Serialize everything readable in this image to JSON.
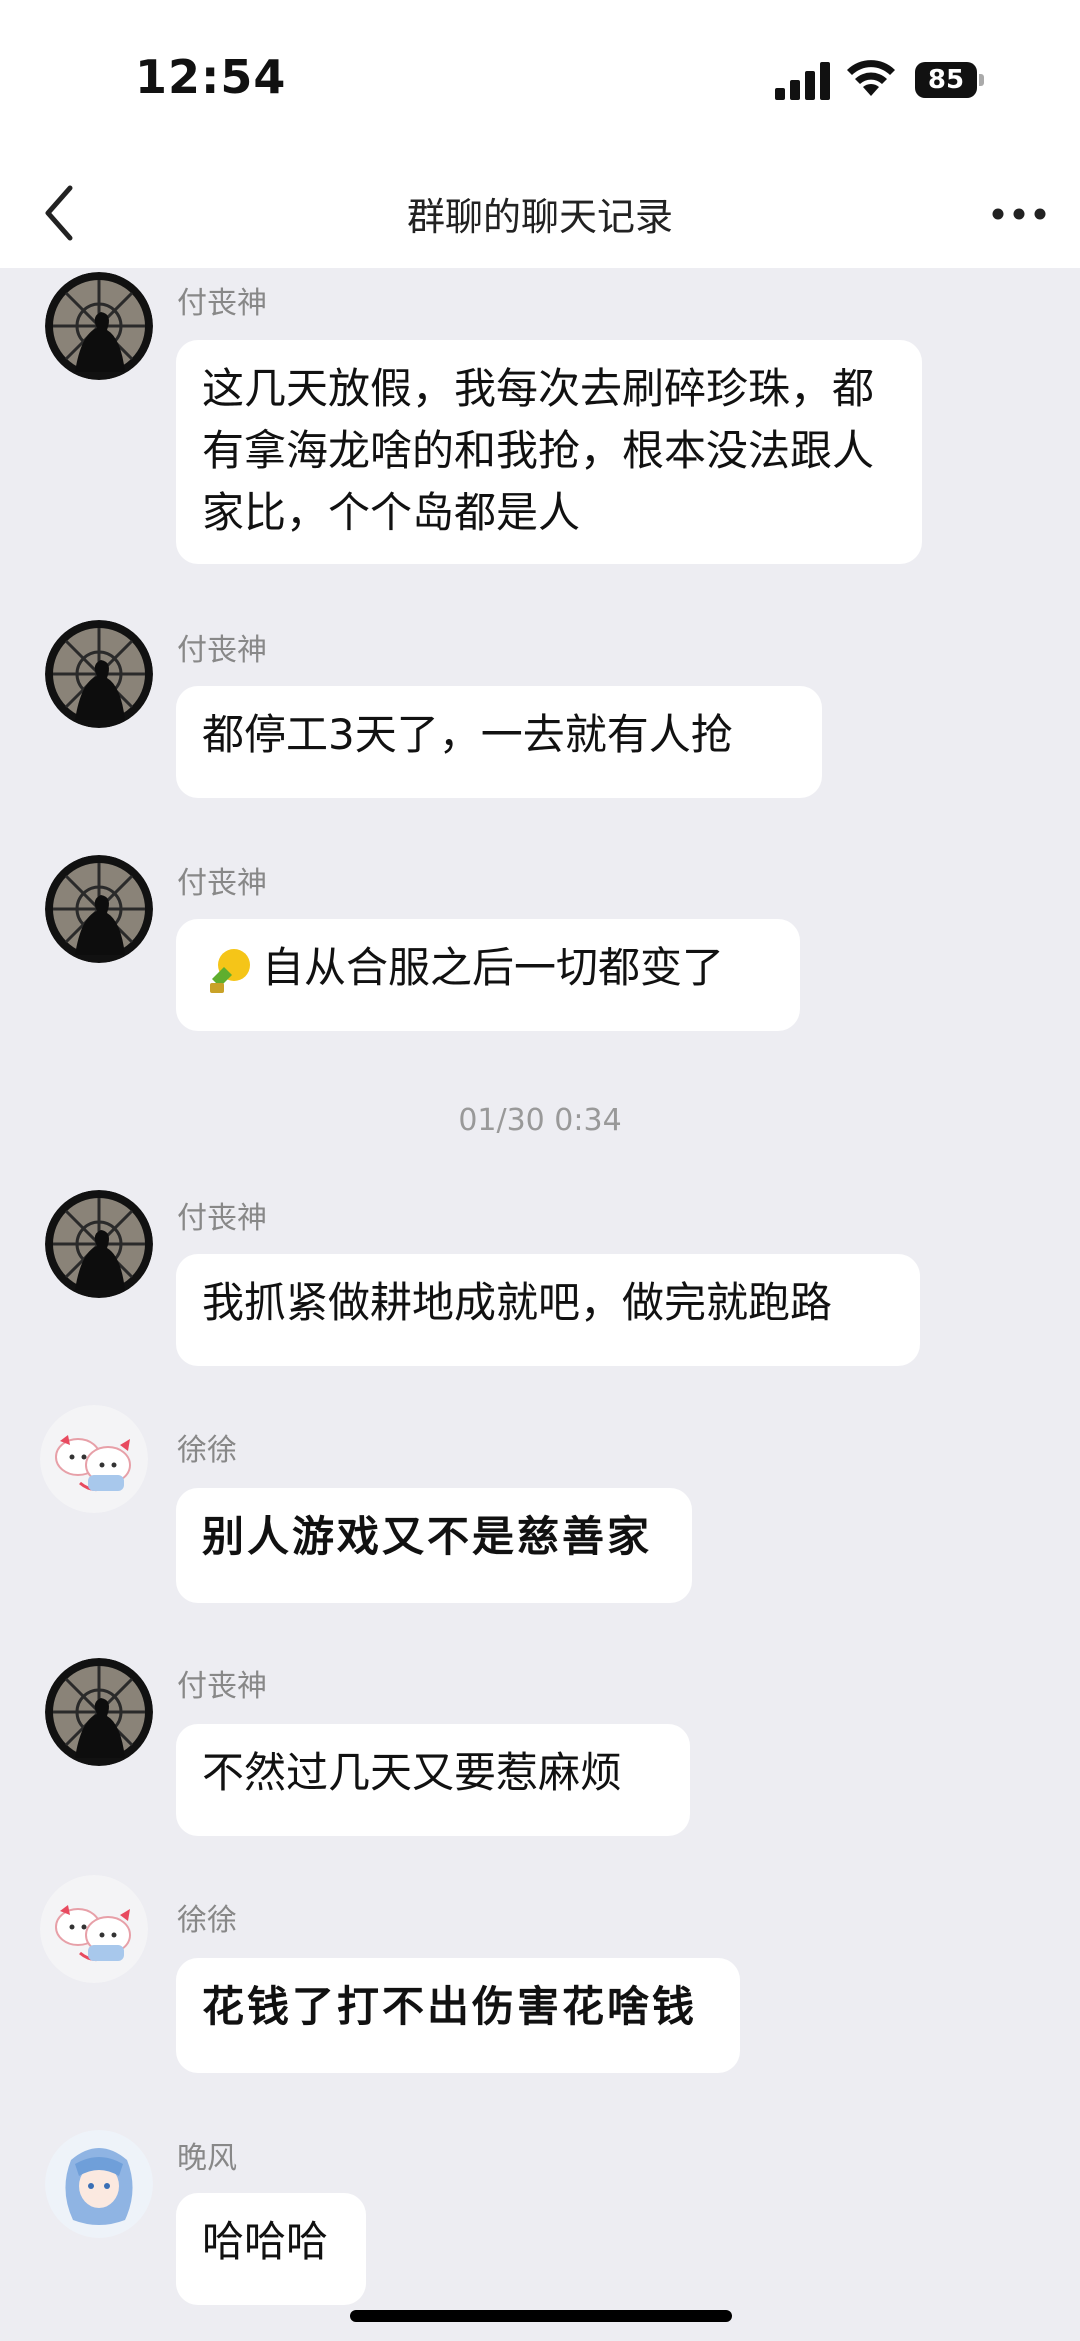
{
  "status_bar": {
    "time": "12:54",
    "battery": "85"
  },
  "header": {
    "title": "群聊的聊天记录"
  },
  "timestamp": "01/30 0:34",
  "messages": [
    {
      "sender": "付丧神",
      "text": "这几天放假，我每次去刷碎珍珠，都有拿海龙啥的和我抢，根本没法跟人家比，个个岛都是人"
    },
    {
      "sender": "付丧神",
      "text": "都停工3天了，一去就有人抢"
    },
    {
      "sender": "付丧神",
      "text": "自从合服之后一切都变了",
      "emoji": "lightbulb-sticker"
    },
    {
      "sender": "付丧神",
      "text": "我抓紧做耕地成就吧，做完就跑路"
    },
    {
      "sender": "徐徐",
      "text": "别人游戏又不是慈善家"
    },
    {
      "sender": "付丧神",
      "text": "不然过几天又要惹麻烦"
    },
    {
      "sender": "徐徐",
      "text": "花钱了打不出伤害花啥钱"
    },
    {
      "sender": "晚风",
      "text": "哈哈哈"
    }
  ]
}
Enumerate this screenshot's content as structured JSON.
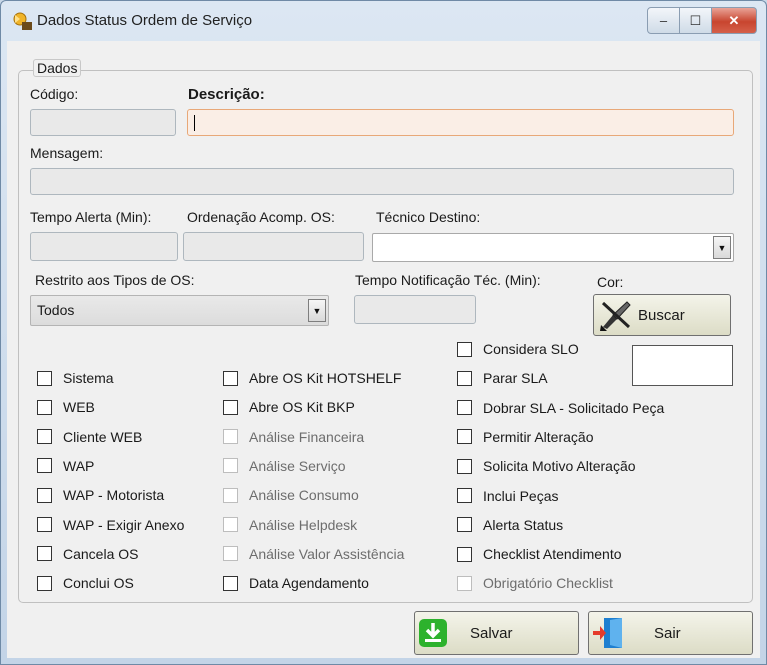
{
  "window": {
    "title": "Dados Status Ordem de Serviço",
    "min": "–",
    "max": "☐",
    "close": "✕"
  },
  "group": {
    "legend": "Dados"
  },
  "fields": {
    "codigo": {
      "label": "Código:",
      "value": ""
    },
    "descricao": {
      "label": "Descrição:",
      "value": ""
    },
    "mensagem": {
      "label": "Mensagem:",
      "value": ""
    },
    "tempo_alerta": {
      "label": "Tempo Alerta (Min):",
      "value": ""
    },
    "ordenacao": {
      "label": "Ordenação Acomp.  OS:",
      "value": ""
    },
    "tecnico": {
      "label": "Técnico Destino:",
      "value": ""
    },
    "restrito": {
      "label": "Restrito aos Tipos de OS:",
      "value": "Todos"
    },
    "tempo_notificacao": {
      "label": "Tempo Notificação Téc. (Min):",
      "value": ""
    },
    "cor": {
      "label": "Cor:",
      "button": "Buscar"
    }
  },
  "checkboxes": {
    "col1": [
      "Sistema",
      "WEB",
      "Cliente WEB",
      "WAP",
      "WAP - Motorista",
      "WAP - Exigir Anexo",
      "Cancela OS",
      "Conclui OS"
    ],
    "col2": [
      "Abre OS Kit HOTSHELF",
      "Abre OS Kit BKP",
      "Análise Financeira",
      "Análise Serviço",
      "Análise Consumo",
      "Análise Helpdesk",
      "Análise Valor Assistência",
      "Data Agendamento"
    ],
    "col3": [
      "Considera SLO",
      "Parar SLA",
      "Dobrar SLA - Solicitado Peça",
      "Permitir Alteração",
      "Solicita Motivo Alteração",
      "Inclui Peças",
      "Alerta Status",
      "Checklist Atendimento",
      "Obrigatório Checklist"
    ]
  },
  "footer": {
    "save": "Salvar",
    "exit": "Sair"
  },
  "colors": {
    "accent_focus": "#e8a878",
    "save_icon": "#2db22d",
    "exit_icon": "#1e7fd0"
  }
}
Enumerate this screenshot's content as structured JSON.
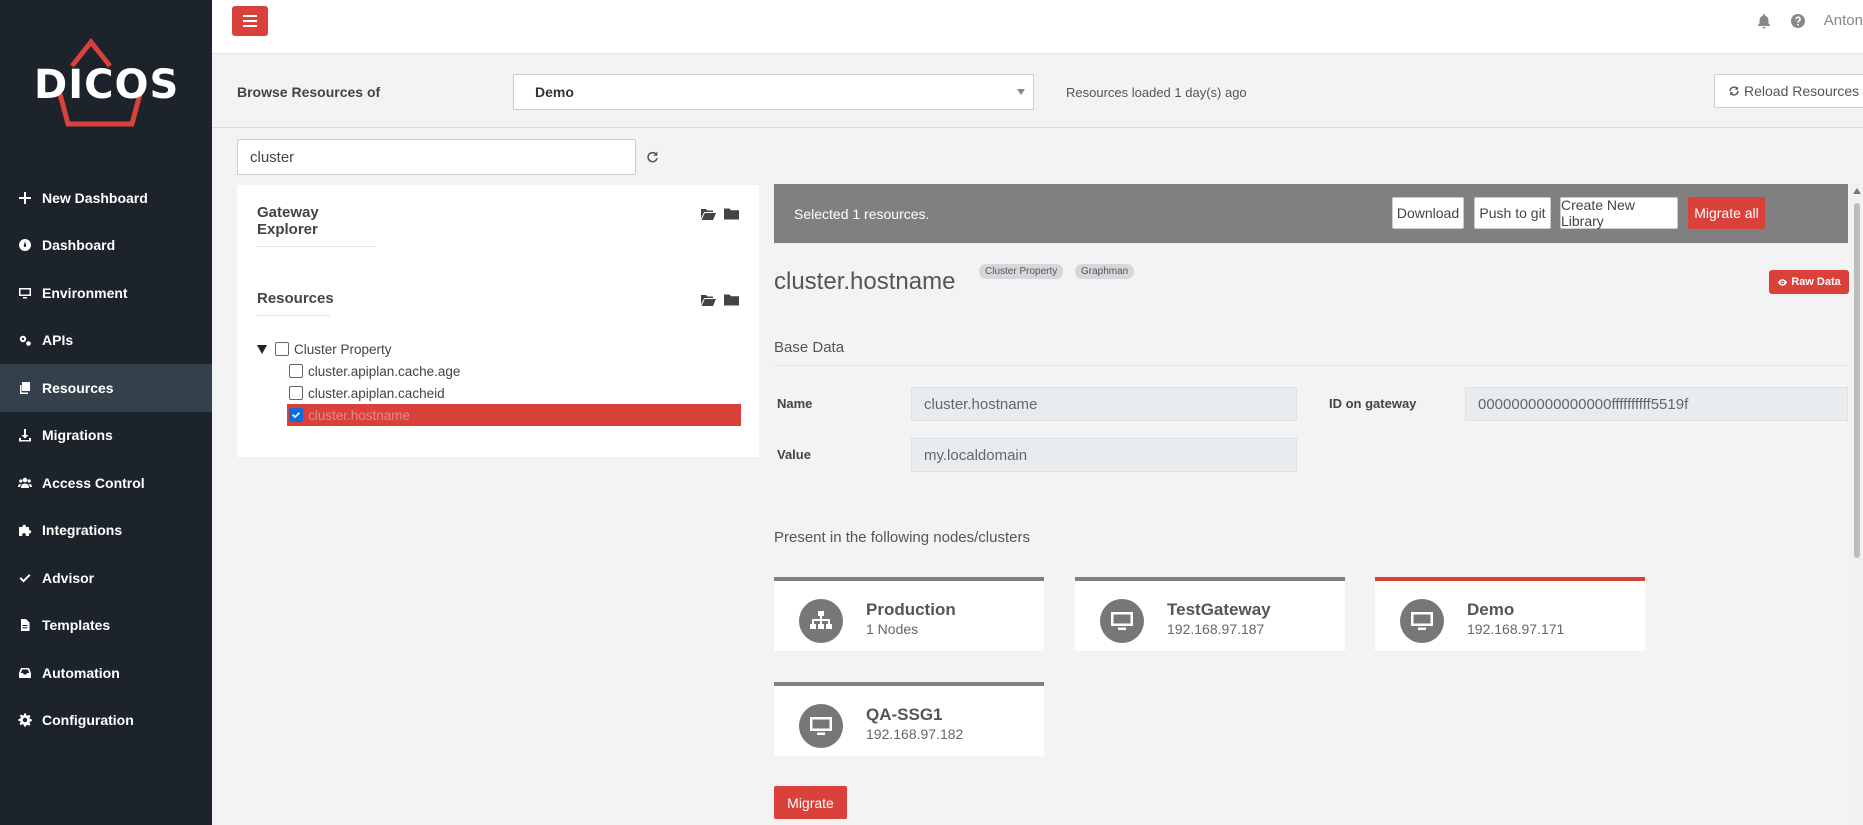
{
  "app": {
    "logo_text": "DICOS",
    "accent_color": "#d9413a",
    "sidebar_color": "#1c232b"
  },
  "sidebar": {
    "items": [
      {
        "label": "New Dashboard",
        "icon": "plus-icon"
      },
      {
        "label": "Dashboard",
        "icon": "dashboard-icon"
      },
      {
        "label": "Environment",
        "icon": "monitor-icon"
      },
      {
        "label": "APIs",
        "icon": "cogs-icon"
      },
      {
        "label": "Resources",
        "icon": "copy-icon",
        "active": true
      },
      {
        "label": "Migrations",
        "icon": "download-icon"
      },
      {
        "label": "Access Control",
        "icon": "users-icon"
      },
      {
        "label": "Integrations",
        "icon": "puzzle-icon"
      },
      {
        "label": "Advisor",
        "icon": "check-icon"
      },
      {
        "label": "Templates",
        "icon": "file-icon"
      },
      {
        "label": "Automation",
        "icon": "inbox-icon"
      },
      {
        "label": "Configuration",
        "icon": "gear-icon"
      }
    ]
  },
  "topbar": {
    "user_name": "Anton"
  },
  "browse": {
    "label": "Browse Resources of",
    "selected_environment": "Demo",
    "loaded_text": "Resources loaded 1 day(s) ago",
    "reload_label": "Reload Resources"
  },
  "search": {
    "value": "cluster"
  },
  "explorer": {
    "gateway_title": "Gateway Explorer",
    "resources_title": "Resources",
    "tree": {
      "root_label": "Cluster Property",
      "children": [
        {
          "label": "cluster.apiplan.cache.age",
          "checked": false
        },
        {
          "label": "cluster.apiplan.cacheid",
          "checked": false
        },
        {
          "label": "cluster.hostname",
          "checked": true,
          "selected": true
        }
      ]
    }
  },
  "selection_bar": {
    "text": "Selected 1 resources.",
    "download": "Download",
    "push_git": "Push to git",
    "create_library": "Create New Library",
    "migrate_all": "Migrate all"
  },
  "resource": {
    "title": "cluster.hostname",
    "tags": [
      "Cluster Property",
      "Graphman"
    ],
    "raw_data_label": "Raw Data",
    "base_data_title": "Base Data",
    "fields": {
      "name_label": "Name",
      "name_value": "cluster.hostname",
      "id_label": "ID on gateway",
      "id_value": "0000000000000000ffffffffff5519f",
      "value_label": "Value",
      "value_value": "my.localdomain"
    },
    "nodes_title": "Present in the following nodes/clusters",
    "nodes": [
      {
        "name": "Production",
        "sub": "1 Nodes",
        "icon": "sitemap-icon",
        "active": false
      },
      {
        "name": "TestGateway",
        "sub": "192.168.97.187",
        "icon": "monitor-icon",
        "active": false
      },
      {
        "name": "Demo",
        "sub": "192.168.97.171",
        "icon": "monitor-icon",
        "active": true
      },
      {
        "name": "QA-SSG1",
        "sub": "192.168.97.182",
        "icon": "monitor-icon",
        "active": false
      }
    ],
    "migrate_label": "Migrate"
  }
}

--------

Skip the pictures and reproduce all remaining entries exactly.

▶ _Response box_
Serialize everything readable in this image to JSON.
{
  "status_bar": {
    "time": "12:54",
    "battery": "85"
  },
  "header": {
    "title": "群聊的聊天记录"
  },
  "timestamp": "01/30 0:34",
  "messages": [
    {
      "sender": "付丧神",
      "text": "这几天放假，我每次去刷碎珍珠，都有拿海龙啥的和我抢，根本没法跟人家比，个个岛都是人"
    },
    {
      "sender": "付丧神",
      "text": "都停工3天了，一去就有人抢"
    },
    {
      "sender": "付丧神",
      "text": "自从合服之后一切都变了",
      "emoji": "lightbulb-sticker"
    },
    {
      "sender": "付丧神",
      "text": "我抓紧做耕地成就吧，做完就跑路"
    },
    {
      "sender": "徐徐",
      "text": "别人游戏又不是慈善家"
    },
    {
      "sender": "付丧神",
      "text": "不然过几天又要惹麻烦"
    },
    {
      "sender": "徐徐",
      "text": "花钱了打不出伤害花啥钱"
    },
    {
      "sender": "晚风",
      "text": "哈哈哈"
    }
  ]
}
Enumerate this screenshot's content as structured JSON.
{
  "window": {
    "title": "Dados Status Ordem de Serviço",
    "min": "–",
    "max": "☐",
    "close": "✕"
  },
  "group": {
    "legend": "Dados"
  },
  "fields": {
    "codigo": {
      "label": "Código:",
      "value": ""
    },
    "descricao": {
      "label": "Descrição:",
      "value": ""
    },
    "mensagem": {
      "label": "Mensagem:",
      "value": ""
    },
    "tempo_alerta": {
      "label": "Tempo Alerta (Min):",
      "value": ""
    },
    "ordenacao": {
      "label": "Ordenação Acomp.  OS:",
      "value": ""
    },
    "tecnico": {
      "label": "Técnico Destino:",
      "value": ""
    },
    "restrito": {
      "label": "Restrito aos Tipos de OS:",
      "value": "Todos"
    },
    "tempo_notificacao": {
      "label": "Tempo Notificação Téc. (Min):",
      "value": ""
    },
    "cor": {
      "label": "Cor:",
      "button": "Buscar"
    }
  },
  "checkboxes": {
    "col1": [
      "Sistema",
      "WEB",
      "Cliente WEB",
      "WAP",
      "WAP - Motorista",
      "WAP - Exigir Anexo",
      "Cancela OS",
      "Conclui OS"
    ],
    "col2": [
      "Abre OS Kit HOTSHELF",
      "Abre OS Kit BKP",
      "Análise Financeira",
      "Análise Serviço",
      "Análise Consumo",
      "Análise Helpdesk",
      "Análise Valor Assistência",
      "Data Agendamento"
    ],
    "col3": [
      "Considera SLO",
      "Parar SLA",
      "Dobrar SLA - Solicitado Peça",
      "Permitir Alteração",
      "Solicita Motivo Alteração",
      "Inclui Peças",
      "Alerta Status",
      "Checklist Atendimento",
      "Obrigatório Checklist"
    ]
  },
  "footer": {
    "save": "Salvar",
    "exit": "Sair"
  },
  "colors": {
    "accent_focus": "#e8a878",
    "save_icon": "#2db22d",
    "exit_icon": "#1e7fd0"
  }
}
Enumerate this screenshot's content as structured JSON.
{
  "app": {
    "logo_text": "DICOS",
    "accent_color": "#d9413a",
    "sidebar_color": "#1c232b"
  },
  "sidebar": {
    "items": [
      {
        "label": "New Dashboard",
        "icon": "plus-icon"
      },
      {
        "label": "Dashboard",
        "icon": "dashboard-icon"
      },
      {
        "label": "Environment",
        "icon": "monitor-icon"
      },
      {
        "label": "APIs",
        "icon": "cogs-icon"
      },
      {
        "label": "Resources",
        "icon": "copy-icon",
        "active": true
      },
      {
        "label": "Migrations",
        "icon": "download-icon"
      },
      {
        "label": "Access Control",
        "icon": "users-icon"
      },
      {
        "label": "Integrations",
        "icon": "puzzle-icon"
      },
      {
        "label": "Advisor",
        "icon": "check-icon"
      },
      {
        "label": "Templates",
        "icon": "file-icon"
      },
      {
        "label": "Automation",
        "icon": "inbox-icon"
      },
      {
        "label": "Configuration",
        "icon": "gear-icon"
      }
    ]
  },
  "topbar": {
    "user_name": "Anton"
  },
  "browse": {
    "label": "Browse Resources of",
    "selected_environment": "Demo",
    "loaded_text": "Resources loaded 1 day(s) ago",
    "reload_label": "Reload Resources"
  },
  "search": {
    "value": "cluster"
  },
  "explorer": {
    "gateway_title": "Gateway Explorer",
    "resources_title": "Resources",
    "tree": {
      "root_label": "Cluster Property",
      "children": [
        {
          "label": "cluster.apiplan.cache.age",
          "checked": false
        },
        {
          "label": "cluster.apiplan.cacheid",
          "checked": false
        },
        {
          "label": "cluster.hostname",
          "checked": true,
          "selected": true
        }
      ]
    }
  },
  "selection_bar": {
    "text": "Selected 1 resources.",
    "download": "Download",
    "push_git": "Push to git",
    "create_library": "Create New Library",
    "migrate_all": "Migrate all"
  },
  "resource": {
    "title": "cluster.hostname",
    "tags": [
      "Cluster Property",
      "Graphman"
    ],
    "raw_data_label": "Raw Data",
    "base_data_title": "Base Data",
    "fields": {
      "name_label": "Name",
      "name_value": "cluster.hostname",
      "id_label": "ID on gateway",
      "id_value": "0000000000000000ffffffffff5519f",
      "value_label": "Value",
      "value_value": "my.localdomain"
    },
    "nodes_title": "Present in the following nodes/clusters",
    "nodes": [
      {
        "name": "Production",
        "sub": "1 Nodes",
        "icon": "sitemap-icon",
        "active": false
      },
      {
        "name": "TestGateway",
        "sub": "192.168.97.187",
        "icon": "monitor-icon",
        "active": false
      },
      {
        "name": "Demo",
        "sub": "192.168.97.171",
        "icon": "monitor-icon",
        "active": true
      },
      {
        "name": "QA-SSG1",
        "sub": "192.168.97.182",
        "icon": "monitor-icon",
        "active": false
      }
    ],
    "migrate_label": "Migrate"
  }
}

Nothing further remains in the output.